your bike. Work your way up from the smallest drops to
bigger ones. This will let you see how the added size of a
drop affects the bike more and more.
LOOK BEFORE YOU LEAP
There is no shame in getting off your bike and previewing a section of trail before you ride down it. In fact, we
recommend it. The last thing you want to do is find out
that you are in too deep as you hit the takeoff. Professional
downhill racers regularly walk the entire racecourse before
they ever put rubber to the ground.
Check for a curved transition at the bottom of the drop.
The “tranny” from vertical to flat on the bottom should be
about triple the radius of your wheels to help you roll out
AIRING IT OUT
Approach the drop at normal trail speed; going too slow
can cause problems keeping the bike level on takeoff.
Rather than pulling back on the bike, extend your arms
forward and push the bike out in front of you as your
front wheel leaves the takeoff point. Remain in your
crouched position. Once in the air, reposition yourself
over the center of the bike and get ready to absorb the
impact with your arms and legs in the attack position.
Spot the landing and attempt to put both wheels on the
ground at the same time with your weight centered over
Rolling in: Not every drop requires the rider to air it out, though body position is just as crucial on these steep chutes.
There are other drops where it is not necessary or wise
to jump down them, though they can be just as, if not
more, intimidating. These steep chutes or rock faces
require a different approach but with the same fundamentals.
Just like with drops where you get airborne, approach
steep faces in the attack position. Have an idea of the best
entry point, best line through the section and best run-out
beforehand; approach the section slower than you would a
drop. Because you are not worried about

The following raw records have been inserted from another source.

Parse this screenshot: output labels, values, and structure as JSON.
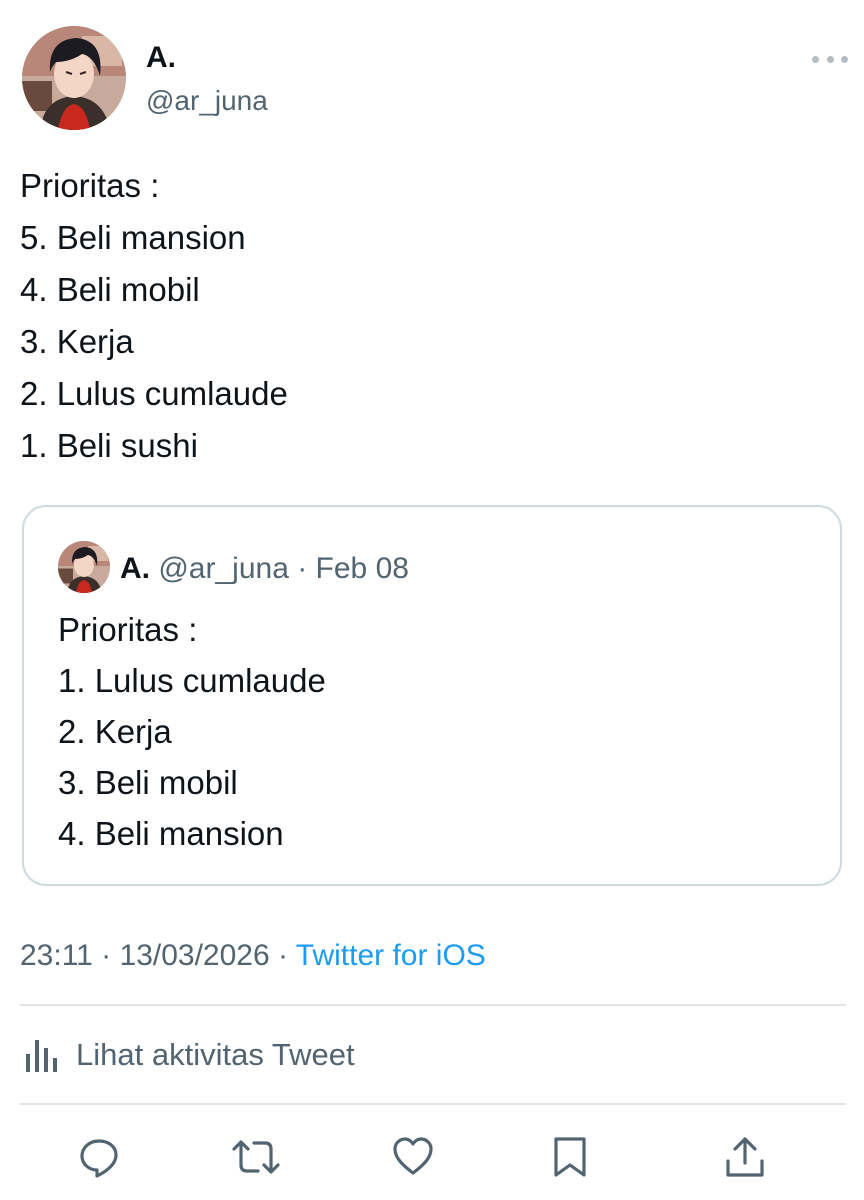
{
  "tweet": {
    "author_name": "A.",
    "author_handle": "@ar_juna",
    "text_lines": [
      "Prioritas :",
      "5. Beli mansion",
      "4. Beli mobil",
      "3. Kerja",
      "2. Lulus cumlaude",
      "1. Beli sushi"
    ],
    "timestamp": "23:11 · 13/03/2026 · ",
    "source": "Twitter for iOS",
    "activity_label": "Lihat aktivitas Tweet"
  },
  "quoted_tweet": {
    "author_name": "A.",
    "author_handle": "@ar_juna",
    "date": " · Feb 08",
    "text_lines": [
      "Prioritas :",
      "1. Lulus cumlaude",
      "2. Kerja",
      "3. Beli mobil",
      "4. Beli mansion"
    ]
  },
  "colors": {
    "accent": "#1d9bf0",
    "secondary_text": "#536471",
    "border": "#cfd9de"
  },
  "icons": {
    "more": "more-dots-icon",
    "activity": "bar-chart-icon",
    "reply": "reply-icon",
    "retweet": "retweet-icon",
    "like": "heart-icon",
    "bookmark": "bookmark-icon",
    "share": "share-icon"
  }
}
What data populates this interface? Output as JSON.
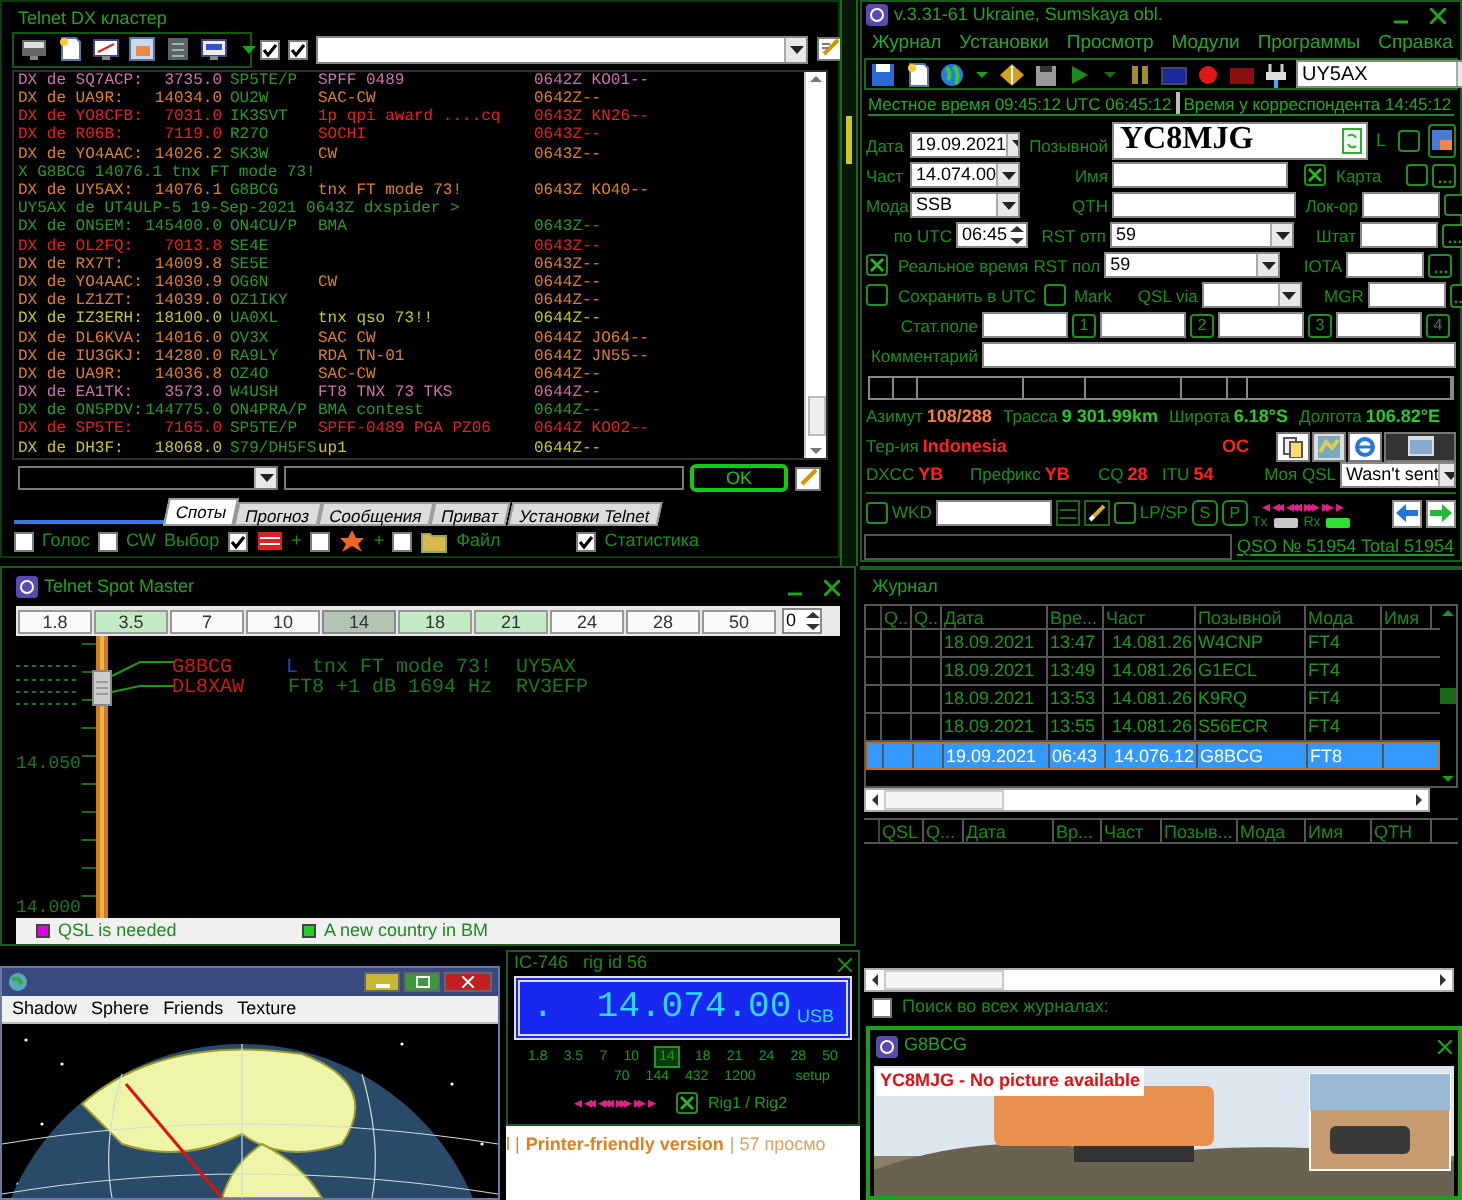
{
  "cluster": {
    "title": "Telnet DX кластер",
    "filter_checks": [
      {
        "checked": true
      },
      {
        "checked": true
      }
    ],
    "lines": [
      {
        "kind": "spot",
        "color": "#d070b0",
        "spotter": "DX de SQ7ACP:",
        "freq": "3735.0",
        "dx": "SP5TE/P",
        "comment": "SPFF 0489",
        "time": "0642Z KO01--"
      },
      {
        "kind": "spot",
        "color": "#e08020",
        "spotter": "DX de UA9R:",
        "freq": "14034.0",
        "dx": "OU2W",
        "comment": "SAC-CW",
        "time": "0642Z--"
      },
      {
        "kind": "spot",
        "color": "#e82020",
        "spotter": "DX de YO8CFB:",
        "freq": "7031.0",
        "dx": "IK3SVT",
        "comment": "1p qpi  award ....cq",
        "time": "0643Z KN26--"
      },
      {
        "kind": "spot",
        "color": "#e82020",
        "spotter": "DX de R06B:",
        "freq": "7119.0",
        "dx": "R27O",
        "comment": "SOCHI",
        "time": "0643Z--"
      },
      {
        "kind": "spot",
        "color": "#e08020",
        "spotter": "DX de YO4AAC:",
        "freq": "14026.2",
        "dx": "SK3W",
        "comment": "CW",
        "time": "0643Z--"
      },
      {
        "kind": "message",
        "color": "#2a9a2a",
        "text": "X G8BCG 14076.1 tnx  FT mode 73!"
      },
      {
        "kind": "spot",
        "color": "#e08020",
        "spotter": "DX de UY5AX:",
        "freq": "14076.1",
        "dx": "G8BCG",
        "comment": "tnx  FT mode 73!",
        "time": "0643Z KO40--"
      },
      {
        "kind": "message",
        "color": "#2a9a2a",
        "text": "UY5AX de UT4ULP-5 19-Sep-2021 0643Z dxspider >"
      },
      {
        "kind": "spot",
        "color": "#2a9a2a",
        "spotter": "DX de ON5EM:",
        "freq": "145400.0",
        "dx": "ON4CU/P",
        "comment": "BMA",
        "time": "0643Z--"
      },
      {
        "kind": "spot",
        "color": "#e82020",
        "spotter": "DX de OL2FQ:",
        "freq": "7013.8",
        "dx": "SE4E",
        "time": "0643Z--"
      },
      {
        "kind": "spot",
        "color": "#e08020",
        "spotter": "DX de RX7T:",
        "freq": "14009.8",
        "dx": "SE5E",
        "time": "0643Z--"
      },
      {
        "kind": "spot",
        "color": "#e08020",
        "spotter": "DX de YO4AAC:",
        "freq": "14030.9",
        "dx": "OG6N",
        "comment": "CW",
        "time": "0644Z--"
      },
      {
        "kind": "spot",
        "color": "#e08020",
        "spotter": "DX de LZ1ZT:",
        "freq": "14039.0",
        "dx": "OZ1IKY",
        "time": "0644Z--"
      },
      {
        "kind": "spot",
        "color": "#c8c820",
        "spotter": "DX de IZ3ERH:",
        "freq": "18100.0",
        "dx": "UA0XL",
        "comment": "tnx qso 73!!",
        "time": "0644Z--"
      },
      {
        "kind": "spot",
        "color": "#e08020",
        "spotter": "DX de DL6KVA:",
        "freq": "14016.0",
        "dx": "OV3X",
        "comment": "SAC CW",
        "time": "0644Z JO64--"
      },
      {
        "kind": "spot",
        "color": "#e08020",
        "spotter": "DX de IU3GKJ:",
        "freq": "14280.0",
        "dx": "RA9LY",
        "comment": "RDA TN-01",
        "time": "0644Z JN55--"
      },
      {
        "kind": "spot",
        "color": "#e08020",
        "spotter": "DX de UA9R:",
        "freq": "14036.8",
        "dx": "OZ4O",
        "comment": "SAC-CW",
        "time": "0644Z--"
      },
      {
        "kind": "spot",
        "color": "#d070b0",
        "spotter": "DX de EA1TK:",
        "freq": "3573.0",
        "dx": "W4USH",
        "comment": "FT8  TNX  73  TKS",
        "time": "0644Z--"
      },
      {
        "kind": "spot",
        "color": "#2a9a2a",
        "spotter": "DX de ON5PDV:",
        "freq": "144775.0",
        "dx": "ON4PRA/P",
        "comment": "BMA contest",
        "time": "0644Z--"
      },
      {
        "kind": "spot",
        "color": "#e82020",
        "spotter": "DX de SP5TE:",
        "freq": "7165.0",
        "dx": "SP5TE/P",
        "comment": "SPFF-0489 PGA PZ06",
        "time": "0644Z KO02--"
      },
      {
        "kind": "spot",
        "color": "#c8c820",
        "spotter": "DX de DH3F:",
        "freq": "18068.0",
        "dx": "S79/DH5FS",
        "comment": "up1",
        "time": "0644Z--"
      }
    ],
    "ok": "OK",
    "tabs": [
      {
        "label": "Споты",
        "selected": true
      },
      {
        "label": "Прогноз",
        "selected": false
      },
      {
        "label": "Сообщения",
        "selected": false
      },
      {
        "label": "Приват",
        "selected": false
      },
      {
        "label": "Установки Telnet",
        "selected": false
      }
    ],
    "options": [
      {
        "kind": "check",
        "label": "Голос",
        "checked": false
      },
      {
        "kind": "check",
        "label": "CW",
        "checked": false
      },
      {
        "kind": "text",
        "label": "Выбор"
      },
      {
        "kind": "box",
        "checked": true
      },
      {
        "kind": "text",
        "label": "+"
      },
      {
        "kind": "box",
        "checked": false
      },
      {
        "kind": "text",
        "label": "+"
      },
      {
        "kind": "box",
        "checked": false
      },
      {
        "kind": "text",
        "label": "Файл"
      },
      {
        "kind": "check",
        "label": "Статистика",
        "checked": true
      }
    ]
  },
  "logger": {
    "title": "v.3.31-61 Ukraine, Sumskaya obl.",
    "menu": [
      "Журнал",
      "Установки",
      "Просмотр",
      "Модули",
      "Программы",
      "Справка"
    ],
    "operator": "UY5AX",
    "clock": {
      "local_label": "Местное время",
      "local": "09:45:12",
      "utc_label": "UTC",
      "utc": "06:45:12",
      "remote_label": "Время у корреспондента",
      "remote": "14:45:12"
    },
    "date": {
      "label": "Дата",
      "value": "19.09.2021"
    },
    "freq": {
      "label": "Част",
      "value": "14.074.00"
    },
    "mode": {
      "label": "Мода",
      "value": "SSB"
    },
    "utc_time": {
      "label": "по UTC",
      "value": "06:45"
    },
    "realtime": {
      "label": "Реальное время",
      "checked": true
    },
    "save_utc": {
      "label": "Сохранить в UTC",
      "checked": false
    },
    "mark": {
      "label": "Mark",
      "checked": false
    },
    "callsign": {
      "label": "Позывной",
      "value": "YC8MJG"
    },
    "flag": "L",
    "flag_check": {
      "checked": false
    },
    "name": {
      "label": "Имя"
    },
    "qth": {
      "label": "QTH"
    },
    "rst_sent": {
      "label": "RST отп",
      "value": "59"
    },
    "rst_rcvd": {
      "label": "RST пол",
      "value": "59"
    },
    "qsl_via": {
      "label": "QSL via"
    },
    "map": {
      "label": "Карта",
      "checked": true
    },
    "map_extra": {
      "checked": false
    },
    "locator": {
      "label": "Лок-ор",
      "checked": false
    },
    "state": {
      "label": "Штат"
    },
    "iota": {
      "label": "IOTA"
    },
    "mgr": {
      "label": "MGR"
    },
    "stat": {
      "label": "Стат.поле",
      "buttons": [
        "1",
        "2",
        "3",
        "4"
      ]
    },
    "comment": {
      "label": "Комментарий"
    },
    "info": [
      [
        {
          "label": "Азимут",
          "value": "108/288",
          "color": "#f08040"
        },
        {
          "label": "Трасса",
          "value": "9 301.99km",
          "color": "#22cc22"
        },
        {
          "label": "Широта",
          "value": "6.18°S",
          "color": "#22cc22"
        },
        {
          "label": "Долгота",
          "value": "106.82°E",
          "color": "#22cc22"
        }
      ],
      [
        {
          "label": "Тер-ия",
          "value": "Indonesia",
          "color": "#ff2020"
        },
        {
          "value": "OC",
          "color": "#ff2020"
        }
      ],
      [
        {
          "label": "DXCC",
          "value": "YB",
          "color": "#ff2020"
        },
        {
          "label": "Префикс",
          "value": "YB",
          "color": "#ff2020"
        },
        {
          "label": "CQ",
          "value": "28",
          "color": "#ff2020"
        },
        {
          "label": "ITU",
          "value": "54",
          "color": "#ff2020"
        }
      ]
    ],
    "my_qsl": {
      "label": "Моя QSL",
      "value": "Wasn't sent"
    },
    "wkd": {
      "label": "WKD",
      "checked": false
    },
    "lpsp": {
      "label": "LP/SP",
      "checked": false
    },
    "buttons": [
      "S",
      "P"
    ],
    "arrows": [
      "◂",
      "◂◂",
      "◂◂◂",
      "▸▸▸",
      "▸▸",
      "▸"
    ],
    "tx": {
      "label": "Tx",
      "on": false
    },
    "rx": {
      "label": "Rx",
      "on": true
    },
    "total": "QSO № 51954 Total 51954"
  },
  "spot_master": {
    "title": "Telnet Spot Master",
    "bands": [
      {
        "label": "1.8",
        "selected": false,
        "active": false
      },
      {
        "label": "3.5",
        "selected": false,
        "active": true
      },
      {
        "label": "7",
        "selected": false,
        "active": false
      },
      {
        "label": "10",
        "selected": false,
        "active": false
      },
      {
        "label": "14",
        "selected": true,
        "active": false
      },
      {
        "label": "18",
        "selected": false,
        "active": true
      },
      {
        "label": "21",
        "selected": false,
        "active": true
      },
      {
        "label": "24",
        "selected": false,
        "active": false
      },
      {
        "label": "28",
        "selected": false,
        "active": false
      },
      {
        "label": "50",
        "selected": false,
        "active": false
      }
    ],
    "step": "0",
    "scale_labels": [
      "14.050",
      "14.000"
    ],
    "spots": [
      {
        "call": "G8BCG",
        "flag": "L",
        "comment": "tnx  FT mode 73!",
        "spotter": "UY5AX"
      },
      {
        "call": "DL8XAW",
        "comment": "FT8 +1 dB 1694 Hz",
        "spotter": "RV3EFP"
      }
    ],
    "legend": [
      {
        "label": "QSL is needed",
        "color": "#e000e0"
      },
      {
        "label": "A new country in BM",
        "color": "#20d020"
      }
    ]
  },
  "journal": {
    "title": "Журнал",
    "columns": [
      "Q..",
      "Q..",
      "Дата",
      "Вре...",
      "Част",
      "Позывной",
      "Мода",
      "Имя"
    ],
    "rows": [
      {
        "date": "18.09.2021",
        "time": "13:47",
        "freq": "14.081.26",
        "call": "W4CNP",
        "mode": "FT4",
        "selected": false
      },
      {
        "date": "18.09.2021",
        "time": "13:49",
        "freq": "14.081.26",
        "call": "G1ECL",
        "mode": "FT4",
        "selected": false
      },
      {
        "date": "18.09.2021",
        "time": "13:53",
        "freq": "14.081.26",
        "call": "K9RQ",
        "mode": "FT4",
        "selected": false
      },
      {
        "date": "18.09.2021",
        "time": "13:55",
        "freq": "14.081.26",
        "call": "S56ECR",
        "mode": "FT4",
        "selected": false
      },
      {
        "date": "19.09.2021",
        "time": "06:43",
        "freq": "14.076.12",
        "call": "G8BCG",
        "mode": "FT8",
        "selected": true
      }
    ],
    "columns2": [
      "QSL",
      "Q...",
      "Дата",
      "Вр...",
      "Част",
      "Позыв...",
      "Мода",
      "Имя",
      "QTH"
    ],
    "search_all": {
      "label": "Поиск во всех журналах:",
      "checked": false
    }
  },
  "globe": {
    "menu": [
      "Shadow",
      "Sphere",
      "Friends",
      "Texture"
    ]
  },
  "rig": {
    "title": "IC-746   rig id 56",
    "freq": ".  14.074.00",
    "mode": "USB",
    "bands": [
      {
        "label": "1.8",
        "selected": false
      },
      {
        "label": "3.5",
        "selected": false
      },
      {
        "label": "7",
        "selected": false
      },
      {
        "label": "10",
        "selected": false
      },
      {
        "label": "14",
        "selected": true
      },
      {
        "label": "18",
        "selected": false
      },
      {
        "label": "21",
        "selected": false
      },
      {
        "label": "24",
        "selected": false
      },
      {
        "label": "28",
        "selected": false
      },
      {
        "label": "50",
        "selected": false
      }
    ],
    "bands2": [
      "70",
      "144",
      "432",
      "1200"
    ],
    "setup": "setup",
    "arrows": [
      "◂",
      "◂◂",
      "◂◂◂",
      "▸▸▸",
      "▸▸",
      "▸"
    ],
    "rig_switch": {
      "label": "Rig1 / Rig2",
      "checked": true
    }
  },
  "browser": {
    "lead": "l |",
    "link": "Printer-friendly version",
    "tail": "| 57 просмо"
  },
  "qsl_window": {
    "title": "G8BCG",
    "notice": "YC8MJG - No picture available"
  }
}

getting both wheels in the air quickly and
evenly, you can come into these sections
at almost a crawl in most cases. While

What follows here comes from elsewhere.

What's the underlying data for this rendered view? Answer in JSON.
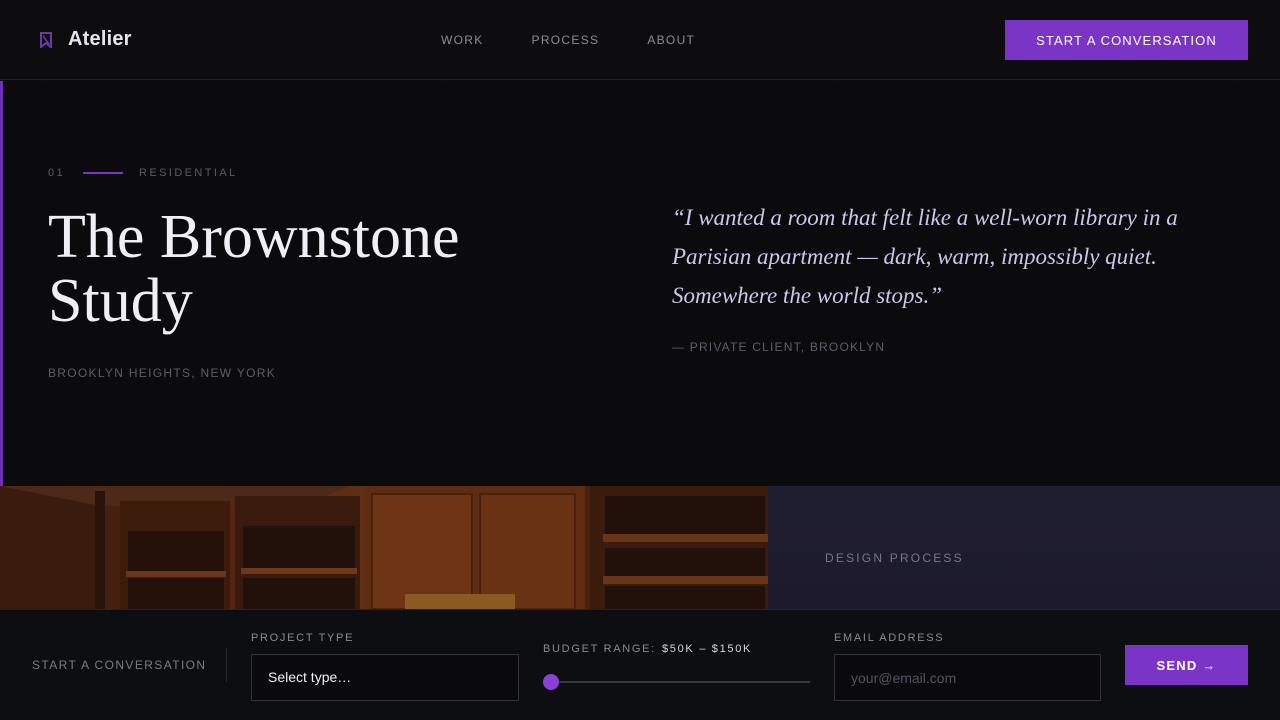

these steep faces can seem like the exact
opposite of a drop, because you want both
tires to be in contact with the trail, while

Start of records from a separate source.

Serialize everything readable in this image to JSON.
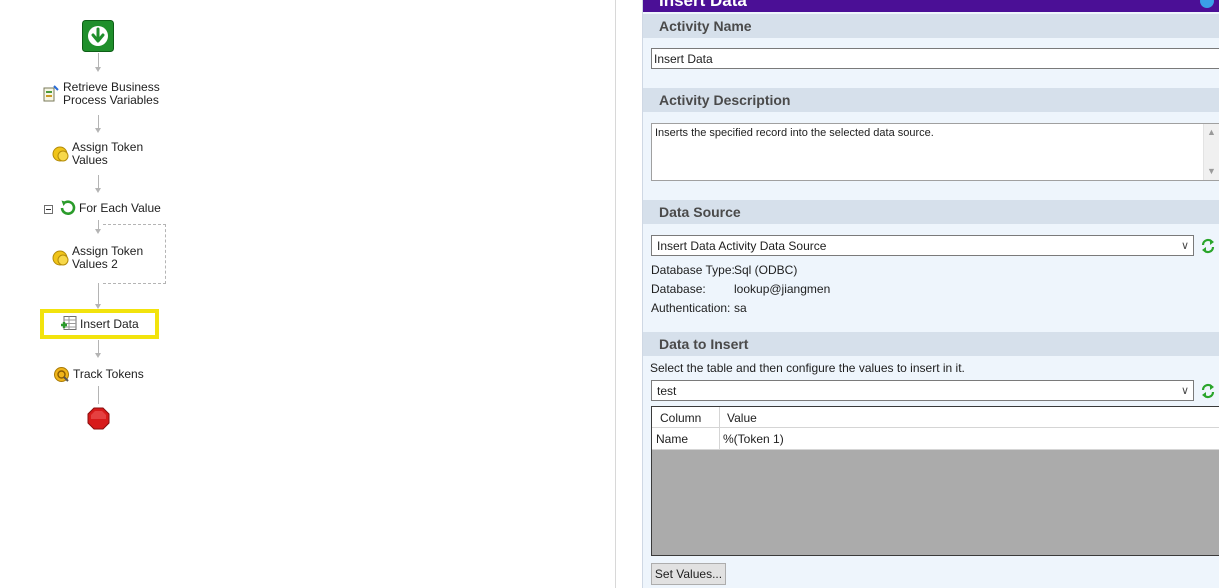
{
  "workflow": {
    "nodes": [
      {
        "label": "Retrieve Business\nProcess Variables",
        "icon": "variables-icon"
      },
      {
        "label": "Assign Token\nValues",
        "icon": "token-icon"
      },
      {
        "label": "For Each Value",
        "icon": "loop-icon"
      },
      {
        "label": "Assign Token\nValues 2",
        "icon": "token-icon"
      },
      {
        "label": "Insert Data",
        "icon": "insert-data-icon",
        "selected": true
      },
      {
        "label": "Track Tokens",
        "icon": "track-tokens-icon"
      }
    ],
    "start_icon": "start-arrow-icon",
    "end_icon": "stop-icon",
    "selected_color": "#f2e30d"
  },
  "panel": {
    "title": "Insert Data",
    "header_color": "#4b0f96",
    "activity_name": {
      "heading": "Activity Name",
      "value": "Insert Data"
    },
    "activity_description": {
      "heading": "Activity Description",
      "value": "Inserts the specified record into the selected data source."
    },
    "data_source": {
      "heading": "Data Source",
      "selected": "Insert Data Activity Data Source",
      "database_type_label": "Database Type:",
      "database_type_value": "Sql (ODBC)",
      "database_label": "Database:",
      "database_value": "lookup@jiangmen",
      "authentication_label": "Authentication:",
      "authentication_value": "sa"
    },
    "data_to_insert": {
      "heading": "Data to Insert",
      "instruction": "Select the table and then configure the values to insert in it.",
      "table_selected": "test",
      "columns": [
        "Column",
        "Value"
      ],
      "rows": [
        {
          "column": "Name",
          "value": "%(Token 1)"
        }
      ],
      "set_values_label": "Set Values..."
    }
  }
}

you are riding down a face, it is essentially a free fall.
In most cases, using brakes down these
steep chutes will cause problems. If you
are riding on wet rocks or roots, a locked-up tire is much more dangerous and less
controllable than a rolling one. Instead,
come in with controlled speed and let off
the brakes as you crest over the edge.
From your attack position, move the bike
forward underneath you and get your
weight over the back of the bike. Keep
your arms and legs bent to absorb the
drop, and keep looking toward your roll-out point with your fingers hovering over
the brakes, anticipating the acceleration
once back on level ground. As you transition off of the face, keep looking down the
trail. Maintain control of the bike as it
If it feels like you are diving over the
edge with your bike in slow motion, your
position is perfect. If you get too far over
the back, the bike will shoot out from
under you when you hit the transition.
Too far forward and you risk an endo
(going over the bars).
Should you panic once you roll over the
edge, be prepared to ride it out. Your rear
tire may have bounced and you might
believe that you are going to endo, but
keep a firm grip on the bars and see it
through. The transition will automatically
straighten out your bike. If you release
your grip on the bar or try to abandon
ship, you will pile into the earth headfirst.
LEARN FROM OTHERS
Watch riders coming through the drop,
especially if you are at a bike park. Stand
off to the side of the trail to survey the
feature—so you don’t become one yourself. This will give you the opportunity to
watch other riders hit the section and
help you make your line choices.
Start small: Most riders will encounter drops of this size before they ever see a 10-foot free-fall. Thankfully, once you have the technique dialed on the small stuff, it carries over to larger features. Just be sure to take it one step at a time.
WORK YOUR WAY UP
While these techniques will work on
large drops and faces, you definitely
shouldn’t start there. Look for small
examples of these on your local trails or
on intermediate trails at the bike park.
Master the fundamentals on these less
dangerous obstacles before moving on to
the bigger stuff. At the end of the day, if it
is not your job to ride bicycles, you don’t
need to take risks.